[TASK DIRECTIONS] From the entries, return every line where the string "Въведете" shows up.

[SOURCE DATA]
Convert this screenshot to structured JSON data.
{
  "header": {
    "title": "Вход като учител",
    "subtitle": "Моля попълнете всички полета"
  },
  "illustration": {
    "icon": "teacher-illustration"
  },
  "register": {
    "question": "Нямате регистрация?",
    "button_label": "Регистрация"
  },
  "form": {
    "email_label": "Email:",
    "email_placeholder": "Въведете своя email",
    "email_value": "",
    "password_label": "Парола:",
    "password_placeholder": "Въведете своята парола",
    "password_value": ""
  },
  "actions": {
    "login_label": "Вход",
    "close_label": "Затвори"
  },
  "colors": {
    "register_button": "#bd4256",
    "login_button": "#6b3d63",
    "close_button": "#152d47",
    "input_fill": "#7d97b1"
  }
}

[RESPONSE BELOW]
    "email_placeholder": "Въведете своя email",
    "password_placeholder": "Въведете своята парола",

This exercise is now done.